An auto loan is a secured loan specifically designed for buying a vehicle. The vehicle is collateral. This means the car can be repossessed if the loan becomes delinquent or you default.

Because of the lower risk, lenders tend to offer more favorable interest rates and terms on these loans. They also may offer loan terms of up to seven years, meaning a smaller monthly payment.

Pros and cons of using a personal loan to buy a car

Though personal loans can be a good alternative to finance a car, they may not be the right option for you. Consider the following factors when making a choice.


  • Fast access to cash
  • Some lenders offer next-day and even same-day funding. This can be useful if you want to use the loan to buy a car from a private seller, as you will be able to act quicker.
  • No downpayment 
  • Though a down payment isn’t always required to get an auto loan, it’s often encouraged to help you get a lower interest rate. By using a personal loan, you avoid having to put 10 or 20 percent of the car’s purchase price to get a better loan.
  • No collateral
  • Although some personal loans are secured, many aren’t. If you have good credit, you may be eligible for an affordable unsecured loan. You won’t put your car on the line if you can’t make payments, though the lender could still sue you if you default.


  • Higher interest rates
  • Because there’s no collateral to reassure the lender, the average personal loan rate is higher than the average auto loan rate. Rates can be as high as 36 percent — though those rates aren’t unheard of for bad credit auto loans.
  • Higher monthly payment
  • Personal loans tend to have higher rates and shorter repayment terms. That means you could end up with a higher monthly payment than if you took out an auto loan.
  • Limited amounts
  • Personal loan lenders tend to limit loan amounts and term lengths based on creditworthiness. If you have poor credit, you may not be able to get a loan high enough to cover the full cost of your desired vehicle.

The bottom line

When buying a used car, a personal loan can sometimes be the way to go, rather than a traditional auto loan. This is especially true if you can’t qualify for traditional financing or if you want to own the title of your vehicle right away.

However, because these loans are often unsecured, they may come with higher interest rates and shorter repayment terms than many auto loans.

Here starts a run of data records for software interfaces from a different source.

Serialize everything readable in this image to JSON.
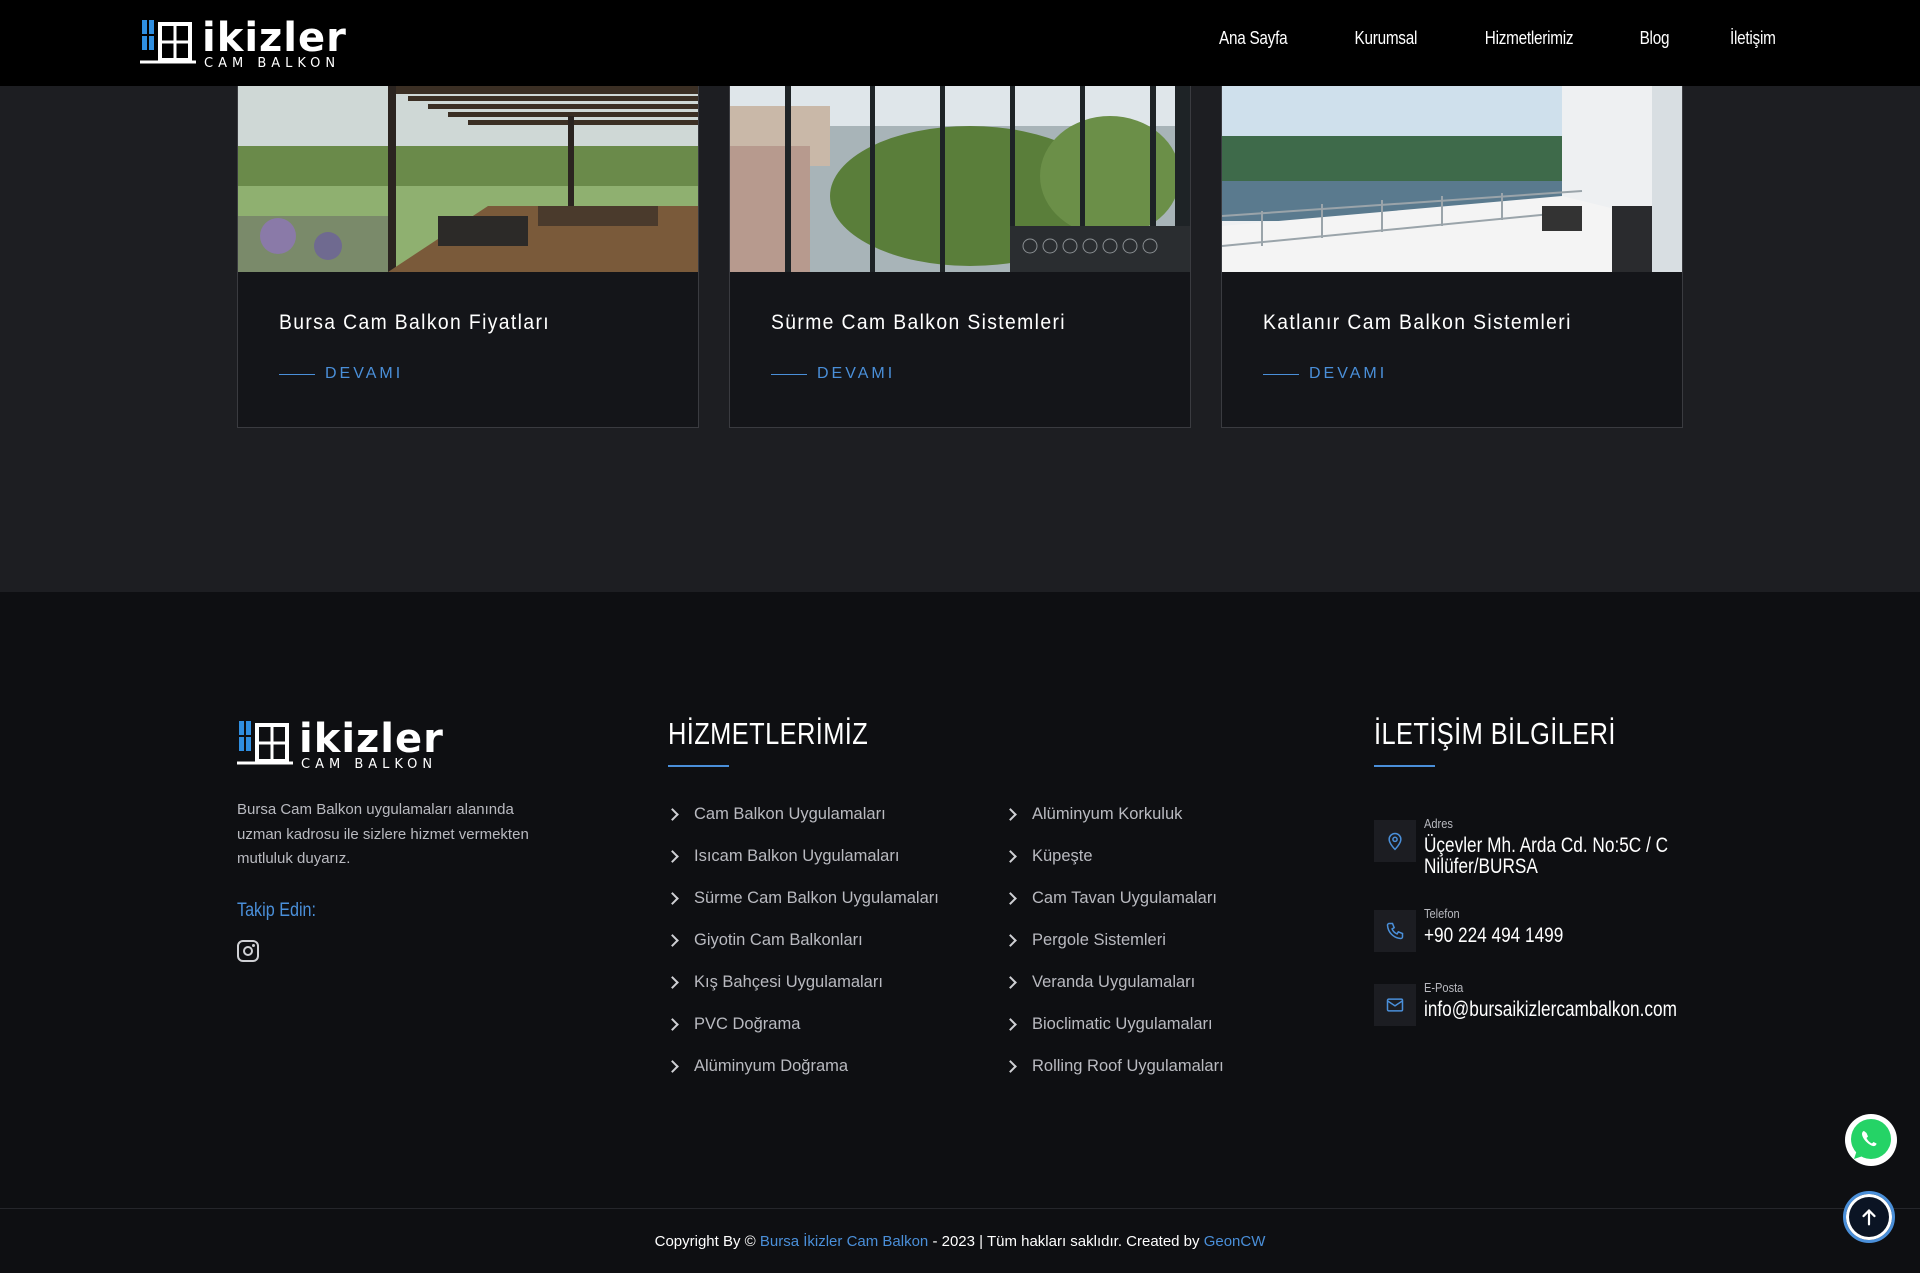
{
  "brand": {
    "name": "ikizler",
    "tagline": "CAM BALKON"
  },
  "nav": [
    "Ana Sayfa",
    "Kurumsal",
    "Hizmetlerimiz",
    "Blog",
    "İletişim"
  ],
  "cards": [
    {
      "title": "Bursa Cam Balkon Fiyatları",
      "more": "DEVAMI"
    },
    {
      "title": "Sürme Cam Balkon Sistemleri",
      "more": "DEVAMI"
    },
    {
      "title": "Katlanır Cam Balkon Sistemleri",
      "more": "DEVAMI"
    }
  ],
  "footer": {
    "about": "Bursa Cam Balkon uygulamaları alanında uzman kadrosu ile sizlere hizmet vermekten mutluluk duyarız.",
    "follow": "Takip Edin:",
    "services_title": "HİZMETLERİMİZ",
    "services_left": [
      "Cam Balkon Uygulamaları",
      "Isıcam Balkon Uygulamaları",
      "Sürme Cam Balkon Uygulamaları",
      "Giyotin Cam Balkonları",
      "Kış Bahçesi Uygulamaları",
      "PVC Doğrama",
      "Alüminyum Doğrama"
    ],
    "services_right": [
      "Alüminyum Korkuluk",
      "Küpeşte",
      "Cam Tavan Uygulamaları",
      "Pergole Sistemleri",
      "Veranda Uygulamaları",
      "Bioclimatic Uygulamaları",
      "Rolling Roof Uygulamaları"
    ],
    "contact_title": "İLETİŞİM BİLGİLERİ",
    "address_label": "Adres",
    "address_line1": "Üçevler Mh. Arda Cd. No:5C / C",
    "address_line2": "Nilüfer/BURSA",
    "phone_label": "Telefon",
    "phone": "+90 224 494 1499",
    "email_label": "E-Posta",
    "email": "info@bursaikizlercambalkon.com"
  },
  "copyright": {
    "prefix": "Copyright By © ",
    "company": "Bursa İkizler Cam Balkon",
    "middle": " - 2023 | Tüm hakları saklıdır. Created by ",
    "creator": "GeonCW"
  },
  "colors": {
    "accent": "#4a8fd9",
    "header": "#000000",
    "footer": "#0e0f12",
    "card": "#141519"
  }
}
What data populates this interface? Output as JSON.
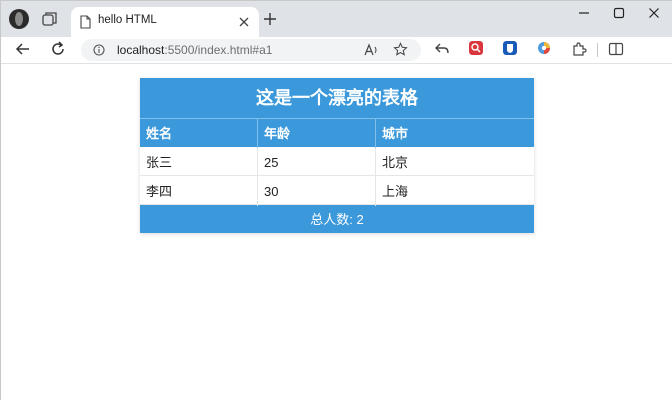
{
  "browser": {
    "tab": {
      "title": "hello HTML"
    },
    "address": {
      "host": "localhost",
      "path": ":5500/index.html#a1"
    }
  },
  "icons": {
    "profile": "profile-avatar-icon",
    "workspaces": "workspaces-icon",
    "page": "page-icon",
    "close": "close-icon",
    "new_tab": "plus-icon",
    "minimize": "minimize-icon",
    "maximize": "maximize-icon",
    "window_close": "window-close-icon",
    "back": "back-arrow-icon",
    "refresh": "refresh-icon",
    "info": "info-icon",
    "read_aloud": "read-aloud-icon",
    "favorite": "star-icon",
    "share_back": "reply-icon",
    "ext_red": "red-extension-icon",
    "ext_blue": "blue-extension-icon",
    "ext_color": "color-extension-icon",
    "extensions": "puzzle-icon",
    "split": "split-screen-icon"
  },
  "colors": {
    "accent": "#3a98db",
    "ext_red": "#d9363e",
    "ext_blue": "#1a5bb8"
  },
  "table": {
    "caption": "这是一个漂亮的表格",
    "headers": [
      "姓名",
      "年龄",
      "城市"
    ],
    "rows": [
      [
        "张三",
        "25",
        "北京"
      ],
      [
        "李四",
        "30",
        "上海"
      ]
    ],
    "footer": "总人数: 2"
  }
}
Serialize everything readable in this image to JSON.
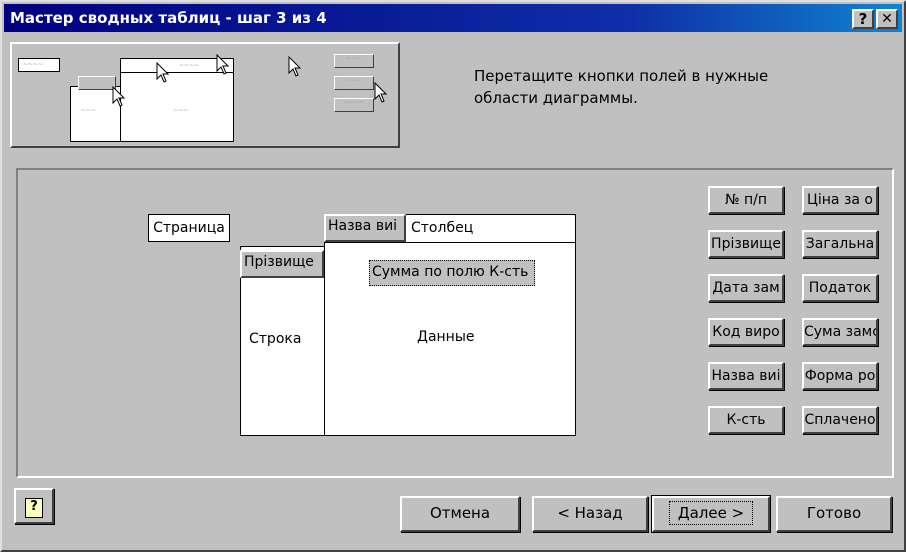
{
  "window": {
    "title": "Мастер сводных таблиц - шаг 3 из 4",
    "help_glyph": "?",
    "close_glyph": "✕"
  },
  "preview": {
    "page_mini": "~~~~",
    "row_mini": "~~~",
    "data_mini": "~~~",
    "col_mini": "~~~~",
    "button_minis": [
      "~~~",
      "~~~",
      "~~~~"
    ]
  },
  "instructions": "Перетащите кнопки полей в нужные области диаграммы.",
  "layout": {
    "page_area": "Страница",
    "column_area": "Столбец",
    "row_area": "Строка",
    "data_area": "Данные",
    "column_field": "Назва виі",
    "row_field": "Прізвище",
    "data_field": "Сумма по полю К-сть"
  },
  "fields": {
    "col1": [
      "№ п/п",
      "Прізвище",
      "Дата зам",
      "Код виро",
      "Назва виі",
      "К-сть"
    ],
    "col2": [
      "Ціна за о",
      "Загальна",
      "Податок",
      "Сума замс",
      "Форма ро",
      "Сплачено"
    ]
  },
  "buttons": {
    "help_glyph": "?",
    "cancel": "Отмена",
    "back": "< Назад",
    "next": "Далее >",
    "finish": "Готово"
  }
}
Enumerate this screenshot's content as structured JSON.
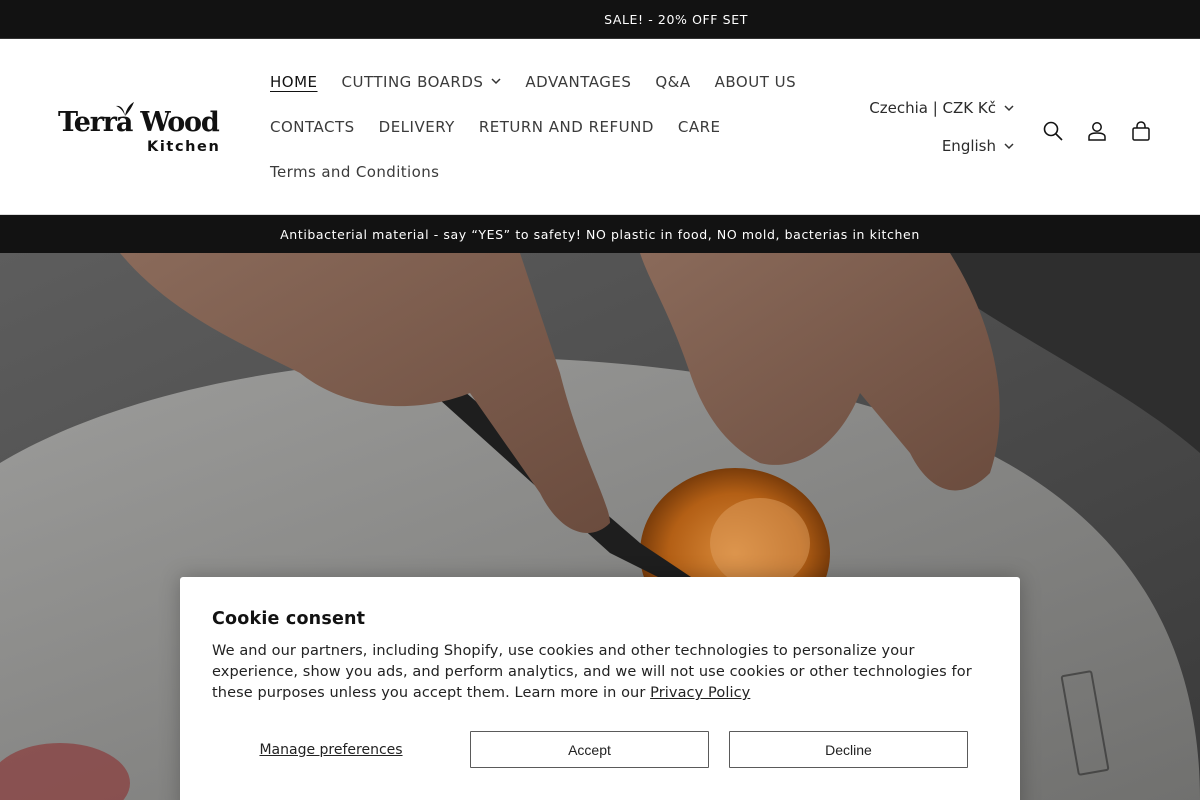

Before deciding, consider using a loan calculator to crunch the numbers and determine which option makes the most sense financially.